------ STORED DATA

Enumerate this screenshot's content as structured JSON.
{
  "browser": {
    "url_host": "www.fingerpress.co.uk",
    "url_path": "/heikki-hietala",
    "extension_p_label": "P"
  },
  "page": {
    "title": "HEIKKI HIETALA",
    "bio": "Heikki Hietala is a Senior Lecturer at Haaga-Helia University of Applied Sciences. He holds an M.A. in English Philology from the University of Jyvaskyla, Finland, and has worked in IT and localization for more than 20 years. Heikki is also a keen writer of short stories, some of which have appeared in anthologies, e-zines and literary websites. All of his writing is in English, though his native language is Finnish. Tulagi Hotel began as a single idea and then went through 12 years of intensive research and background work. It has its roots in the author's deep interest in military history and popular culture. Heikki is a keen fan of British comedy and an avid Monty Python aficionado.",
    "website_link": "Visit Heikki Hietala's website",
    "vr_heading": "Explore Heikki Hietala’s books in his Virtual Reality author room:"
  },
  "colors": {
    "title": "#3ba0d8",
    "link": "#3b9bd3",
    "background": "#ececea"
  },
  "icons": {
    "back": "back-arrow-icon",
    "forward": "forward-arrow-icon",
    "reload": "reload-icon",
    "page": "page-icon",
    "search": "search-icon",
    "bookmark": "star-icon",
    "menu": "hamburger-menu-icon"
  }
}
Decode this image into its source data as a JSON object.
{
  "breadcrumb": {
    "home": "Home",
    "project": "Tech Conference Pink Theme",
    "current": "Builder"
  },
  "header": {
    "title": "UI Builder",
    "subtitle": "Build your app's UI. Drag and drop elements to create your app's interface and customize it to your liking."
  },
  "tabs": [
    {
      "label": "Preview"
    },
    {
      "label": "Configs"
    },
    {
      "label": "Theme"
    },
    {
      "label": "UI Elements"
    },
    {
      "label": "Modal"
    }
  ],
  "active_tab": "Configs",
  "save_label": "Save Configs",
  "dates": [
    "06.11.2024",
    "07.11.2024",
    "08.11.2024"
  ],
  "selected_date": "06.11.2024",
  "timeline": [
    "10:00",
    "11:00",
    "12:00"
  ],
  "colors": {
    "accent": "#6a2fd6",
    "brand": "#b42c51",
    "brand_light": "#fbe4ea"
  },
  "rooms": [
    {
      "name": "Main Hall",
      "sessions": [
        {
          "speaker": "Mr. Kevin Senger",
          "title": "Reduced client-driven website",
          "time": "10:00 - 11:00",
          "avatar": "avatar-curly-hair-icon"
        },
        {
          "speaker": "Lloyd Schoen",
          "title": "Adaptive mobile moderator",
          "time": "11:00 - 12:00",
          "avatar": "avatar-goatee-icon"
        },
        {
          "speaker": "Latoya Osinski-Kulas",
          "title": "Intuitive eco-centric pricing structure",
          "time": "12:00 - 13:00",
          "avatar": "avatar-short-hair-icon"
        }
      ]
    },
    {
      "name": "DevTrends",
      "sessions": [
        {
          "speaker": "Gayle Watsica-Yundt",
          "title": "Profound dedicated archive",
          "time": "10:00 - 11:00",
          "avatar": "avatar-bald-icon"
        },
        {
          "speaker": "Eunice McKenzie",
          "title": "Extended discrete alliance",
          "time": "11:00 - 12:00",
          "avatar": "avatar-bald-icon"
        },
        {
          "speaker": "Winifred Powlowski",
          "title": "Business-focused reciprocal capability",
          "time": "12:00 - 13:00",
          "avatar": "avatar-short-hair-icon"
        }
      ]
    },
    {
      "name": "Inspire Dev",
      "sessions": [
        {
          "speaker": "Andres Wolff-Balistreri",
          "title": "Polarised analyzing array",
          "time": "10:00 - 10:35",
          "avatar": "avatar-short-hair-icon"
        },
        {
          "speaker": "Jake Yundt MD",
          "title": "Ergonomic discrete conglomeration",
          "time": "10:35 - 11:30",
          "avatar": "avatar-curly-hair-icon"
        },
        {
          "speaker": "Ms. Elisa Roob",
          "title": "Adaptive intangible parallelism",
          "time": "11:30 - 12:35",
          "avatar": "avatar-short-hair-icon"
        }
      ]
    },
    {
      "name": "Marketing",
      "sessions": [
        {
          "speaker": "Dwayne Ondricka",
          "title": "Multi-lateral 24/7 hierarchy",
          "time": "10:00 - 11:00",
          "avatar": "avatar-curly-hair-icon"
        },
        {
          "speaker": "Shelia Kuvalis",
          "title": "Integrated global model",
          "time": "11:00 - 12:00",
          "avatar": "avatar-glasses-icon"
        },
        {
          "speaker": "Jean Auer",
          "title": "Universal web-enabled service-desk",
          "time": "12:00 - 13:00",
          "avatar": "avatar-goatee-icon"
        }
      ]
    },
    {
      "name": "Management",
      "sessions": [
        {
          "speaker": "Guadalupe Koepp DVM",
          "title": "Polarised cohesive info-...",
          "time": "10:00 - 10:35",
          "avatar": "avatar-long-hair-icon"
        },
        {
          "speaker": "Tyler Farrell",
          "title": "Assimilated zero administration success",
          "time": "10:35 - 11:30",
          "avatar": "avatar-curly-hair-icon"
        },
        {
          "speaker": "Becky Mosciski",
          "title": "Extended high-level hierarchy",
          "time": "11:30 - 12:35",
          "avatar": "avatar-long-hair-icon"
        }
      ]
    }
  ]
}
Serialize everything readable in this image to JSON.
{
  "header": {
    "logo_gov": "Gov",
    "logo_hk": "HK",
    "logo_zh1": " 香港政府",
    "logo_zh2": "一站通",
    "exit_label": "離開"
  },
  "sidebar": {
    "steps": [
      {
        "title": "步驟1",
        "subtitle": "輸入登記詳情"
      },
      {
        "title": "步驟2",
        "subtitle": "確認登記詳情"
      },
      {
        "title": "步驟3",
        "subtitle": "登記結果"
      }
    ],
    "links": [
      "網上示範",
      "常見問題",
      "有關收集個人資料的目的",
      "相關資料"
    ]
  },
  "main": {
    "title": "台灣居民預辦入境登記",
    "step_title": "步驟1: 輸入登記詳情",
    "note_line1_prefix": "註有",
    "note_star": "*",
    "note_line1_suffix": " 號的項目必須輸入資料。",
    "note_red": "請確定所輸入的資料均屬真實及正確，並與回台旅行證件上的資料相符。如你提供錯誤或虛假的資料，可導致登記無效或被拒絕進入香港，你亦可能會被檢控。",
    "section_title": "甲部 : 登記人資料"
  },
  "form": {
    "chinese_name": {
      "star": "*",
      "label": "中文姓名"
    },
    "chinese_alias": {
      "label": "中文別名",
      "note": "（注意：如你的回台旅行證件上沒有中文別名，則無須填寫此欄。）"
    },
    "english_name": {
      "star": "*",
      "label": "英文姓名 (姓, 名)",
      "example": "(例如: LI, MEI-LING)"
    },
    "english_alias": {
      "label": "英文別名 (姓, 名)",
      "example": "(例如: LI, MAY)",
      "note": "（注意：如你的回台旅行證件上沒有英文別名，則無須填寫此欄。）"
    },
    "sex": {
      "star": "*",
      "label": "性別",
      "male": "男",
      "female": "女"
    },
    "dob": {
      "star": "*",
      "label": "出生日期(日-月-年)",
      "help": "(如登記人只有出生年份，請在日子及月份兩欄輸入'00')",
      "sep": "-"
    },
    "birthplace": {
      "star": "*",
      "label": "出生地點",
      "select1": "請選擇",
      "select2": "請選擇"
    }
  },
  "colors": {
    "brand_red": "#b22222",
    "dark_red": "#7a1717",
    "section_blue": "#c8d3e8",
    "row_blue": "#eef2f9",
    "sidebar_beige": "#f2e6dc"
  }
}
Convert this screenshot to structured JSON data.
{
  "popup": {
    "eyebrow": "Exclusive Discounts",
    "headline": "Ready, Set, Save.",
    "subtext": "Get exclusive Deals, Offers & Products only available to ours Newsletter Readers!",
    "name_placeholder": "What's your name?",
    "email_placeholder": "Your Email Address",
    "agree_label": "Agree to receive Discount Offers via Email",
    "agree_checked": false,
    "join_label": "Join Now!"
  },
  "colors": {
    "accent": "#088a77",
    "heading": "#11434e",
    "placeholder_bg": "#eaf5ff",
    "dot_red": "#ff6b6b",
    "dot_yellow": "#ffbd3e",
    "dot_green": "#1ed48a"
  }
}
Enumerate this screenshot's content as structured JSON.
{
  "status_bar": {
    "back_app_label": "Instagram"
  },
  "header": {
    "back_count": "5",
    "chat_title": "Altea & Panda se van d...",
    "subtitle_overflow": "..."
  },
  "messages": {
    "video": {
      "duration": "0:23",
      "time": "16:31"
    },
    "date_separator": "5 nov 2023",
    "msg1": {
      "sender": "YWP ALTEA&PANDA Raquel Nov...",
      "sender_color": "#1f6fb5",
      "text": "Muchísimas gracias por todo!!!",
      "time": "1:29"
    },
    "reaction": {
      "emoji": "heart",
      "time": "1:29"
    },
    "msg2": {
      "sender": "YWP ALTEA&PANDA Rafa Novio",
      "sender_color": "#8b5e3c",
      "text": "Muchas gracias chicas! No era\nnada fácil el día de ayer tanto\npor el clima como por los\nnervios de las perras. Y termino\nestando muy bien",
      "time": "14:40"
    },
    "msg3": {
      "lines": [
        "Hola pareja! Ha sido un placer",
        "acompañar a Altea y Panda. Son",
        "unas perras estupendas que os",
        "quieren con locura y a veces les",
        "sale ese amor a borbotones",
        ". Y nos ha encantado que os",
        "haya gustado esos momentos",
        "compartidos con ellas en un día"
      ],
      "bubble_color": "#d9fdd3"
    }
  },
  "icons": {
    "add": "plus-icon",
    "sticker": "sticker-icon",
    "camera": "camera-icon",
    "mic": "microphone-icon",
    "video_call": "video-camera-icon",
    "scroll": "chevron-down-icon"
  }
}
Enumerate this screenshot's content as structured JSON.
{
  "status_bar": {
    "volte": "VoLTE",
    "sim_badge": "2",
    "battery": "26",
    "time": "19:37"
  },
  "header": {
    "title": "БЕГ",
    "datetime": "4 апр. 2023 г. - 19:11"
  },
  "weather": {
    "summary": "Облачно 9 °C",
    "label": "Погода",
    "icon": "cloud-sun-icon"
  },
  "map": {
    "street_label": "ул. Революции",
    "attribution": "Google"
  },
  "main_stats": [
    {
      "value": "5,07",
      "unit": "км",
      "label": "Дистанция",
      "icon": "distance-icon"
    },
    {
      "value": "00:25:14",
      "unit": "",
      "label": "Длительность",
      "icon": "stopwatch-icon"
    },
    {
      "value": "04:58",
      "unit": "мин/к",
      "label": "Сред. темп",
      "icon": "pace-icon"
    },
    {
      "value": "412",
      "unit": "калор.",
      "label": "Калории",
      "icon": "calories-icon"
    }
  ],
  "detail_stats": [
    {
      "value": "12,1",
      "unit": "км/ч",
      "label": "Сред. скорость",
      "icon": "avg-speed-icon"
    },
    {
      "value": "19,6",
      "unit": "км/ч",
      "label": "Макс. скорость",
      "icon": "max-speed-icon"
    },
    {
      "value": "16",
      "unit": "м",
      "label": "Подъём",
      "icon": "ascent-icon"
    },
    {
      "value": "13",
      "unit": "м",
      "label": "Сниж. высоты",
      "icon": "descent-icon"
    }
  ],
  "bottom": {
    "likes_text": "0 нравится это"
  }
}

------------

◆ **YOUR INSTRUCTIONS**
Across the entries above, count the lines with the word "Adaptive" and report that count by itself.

◆ **TASK SOLUTION**
2